Instructions to follow:
For each line below that holds the word "time", make a copy.

(Records drawn from a dataset)
--- START ---
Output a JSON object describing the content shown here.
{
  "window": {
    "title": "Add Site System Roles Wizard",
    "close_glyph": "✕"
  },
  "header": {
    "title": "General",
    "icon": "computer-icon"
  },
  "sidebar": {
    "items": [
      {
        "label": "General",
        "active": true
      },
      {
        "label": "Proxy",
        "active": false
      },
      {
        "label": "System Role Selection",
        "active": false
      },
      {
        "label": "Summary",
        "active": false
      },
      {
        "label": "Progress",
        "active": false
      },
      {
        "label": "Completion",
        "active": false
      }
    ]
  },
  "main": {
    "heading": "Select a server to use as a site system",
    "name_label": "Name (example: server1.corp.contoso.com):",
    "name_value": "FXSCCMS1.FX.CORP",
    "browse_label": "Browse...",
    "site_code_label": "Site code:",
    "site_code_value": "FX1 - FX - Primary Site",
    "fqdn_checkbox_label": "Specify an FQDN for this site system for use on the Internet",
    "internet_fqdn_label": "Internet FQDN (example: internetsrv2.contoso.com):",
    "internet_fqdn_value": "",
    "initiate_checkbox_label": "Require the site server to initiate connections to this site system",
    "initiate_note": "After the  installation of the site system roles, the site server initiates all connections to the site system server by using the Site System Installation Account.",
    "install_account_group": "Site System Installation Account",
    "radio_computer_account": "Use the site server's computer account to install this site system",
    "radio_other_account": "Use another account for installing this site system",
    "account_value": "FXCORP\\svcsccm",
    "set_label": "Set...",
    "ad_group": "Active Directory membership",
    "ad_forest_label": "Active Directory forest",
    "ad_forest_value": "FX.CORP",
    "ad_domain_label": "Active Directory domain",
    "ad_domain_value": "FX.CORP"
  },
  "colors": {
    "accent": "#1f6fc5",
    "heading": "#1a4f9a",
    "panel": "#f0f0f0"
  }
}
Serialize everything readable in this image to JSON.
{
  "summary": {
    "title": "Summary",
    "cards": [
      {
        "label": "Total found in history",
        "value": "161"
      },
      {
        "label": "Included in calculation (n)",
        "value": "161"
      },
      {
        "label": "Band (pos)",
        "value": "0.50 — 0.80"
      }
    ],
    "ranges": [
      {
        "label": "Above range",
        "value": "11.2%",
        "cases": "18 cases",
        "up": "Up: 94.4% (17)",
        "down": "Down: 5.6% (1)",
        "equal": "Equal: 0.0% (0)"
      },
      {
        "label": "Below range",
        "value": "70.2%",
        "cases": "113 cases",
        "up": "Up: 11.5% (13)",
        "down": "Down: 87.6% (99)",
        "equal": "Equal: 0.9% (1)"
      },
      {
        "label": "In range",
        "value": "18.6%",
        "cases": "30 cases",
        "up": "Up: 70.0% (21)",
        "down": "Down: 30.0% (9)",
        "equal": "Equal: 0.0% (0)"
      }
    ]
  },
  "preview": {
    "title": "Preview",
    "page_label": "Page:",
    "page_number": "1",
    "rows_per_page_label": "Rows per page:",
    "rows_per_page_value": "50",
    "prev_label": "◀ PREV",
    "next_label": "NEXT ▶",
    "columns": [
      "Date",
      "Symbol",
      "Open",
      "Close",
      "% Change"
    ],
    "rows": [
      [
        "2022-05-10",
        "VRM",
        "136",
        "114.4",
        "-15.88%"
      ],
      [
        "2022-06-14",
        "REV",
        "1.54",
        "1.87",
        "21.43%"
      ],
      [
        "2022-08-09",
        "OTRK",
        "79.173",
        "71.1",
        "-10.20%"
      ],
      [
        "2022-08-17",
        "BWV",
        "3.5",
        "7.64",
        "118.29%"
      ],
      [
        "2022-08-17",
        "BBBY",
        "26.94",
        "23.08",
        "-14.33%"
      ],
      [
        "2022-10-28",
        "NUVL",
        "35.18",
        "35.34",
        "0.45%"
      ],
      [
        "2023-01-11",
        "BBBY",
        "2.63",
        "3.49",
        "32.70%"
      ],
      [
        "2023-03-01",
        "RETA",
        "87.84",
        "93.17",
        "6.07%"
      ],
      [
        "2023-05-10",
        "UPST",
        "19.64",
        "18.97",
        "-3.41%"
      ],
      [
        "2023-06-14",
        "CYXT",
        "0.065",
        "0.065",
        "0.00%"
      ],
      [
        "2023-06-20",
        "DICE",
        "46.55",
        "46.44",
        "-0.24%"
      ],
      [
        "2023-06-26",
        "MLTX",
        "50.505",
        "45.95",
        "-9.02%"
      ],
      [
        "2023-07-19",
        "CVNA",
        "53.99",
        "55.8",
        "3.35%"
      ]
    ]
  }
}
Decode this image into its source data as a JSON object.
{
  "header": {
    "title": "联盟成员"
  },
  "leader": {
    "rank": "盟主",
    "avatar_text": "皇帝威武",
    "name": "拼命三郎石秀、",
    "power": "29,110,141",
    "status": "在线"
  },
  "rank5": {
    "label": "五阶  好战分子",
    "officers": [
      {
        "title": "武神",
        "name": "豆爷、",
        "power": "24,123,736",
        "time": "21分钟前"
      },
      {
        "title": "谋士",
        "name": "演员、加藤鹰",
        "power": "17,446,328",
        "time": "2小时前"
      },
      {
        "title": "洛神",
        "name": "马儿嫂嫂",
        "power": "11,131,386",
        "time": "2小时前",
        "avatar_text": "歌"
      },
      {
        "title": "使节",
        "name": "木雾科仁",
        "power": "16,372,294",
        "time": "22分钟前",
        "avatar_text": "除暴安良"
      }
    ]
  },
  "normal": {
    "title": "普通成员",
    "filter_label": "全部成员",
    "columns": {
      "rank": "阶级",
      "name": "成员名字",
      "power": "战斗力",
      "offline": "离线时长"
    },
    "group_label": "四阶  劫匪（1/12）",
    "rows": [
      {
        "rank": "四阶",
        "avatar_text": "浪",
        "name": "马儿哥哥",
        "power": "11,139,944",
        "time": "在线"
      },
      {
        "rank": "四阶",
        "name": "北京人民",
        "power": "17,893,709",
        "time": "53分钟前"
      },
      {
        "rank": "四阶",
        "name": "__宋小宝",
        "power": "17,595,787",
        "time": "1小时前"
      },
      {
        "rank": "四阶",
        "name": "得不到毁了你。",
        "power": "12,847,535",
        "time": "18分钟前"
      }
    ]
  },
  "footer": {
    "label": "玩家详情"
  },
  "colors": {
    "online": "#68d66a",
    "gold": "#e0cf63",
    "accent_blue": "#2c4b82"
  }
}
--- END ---
Solution below:
        "time": "21分钟前"
        "time": "2小时前"
        "time": "2小时前",
        "time": "22分钟前",
        "time": "在线"
        "time": "53分钟前"
        "time": "1小时前"
        "time": "18分钟前"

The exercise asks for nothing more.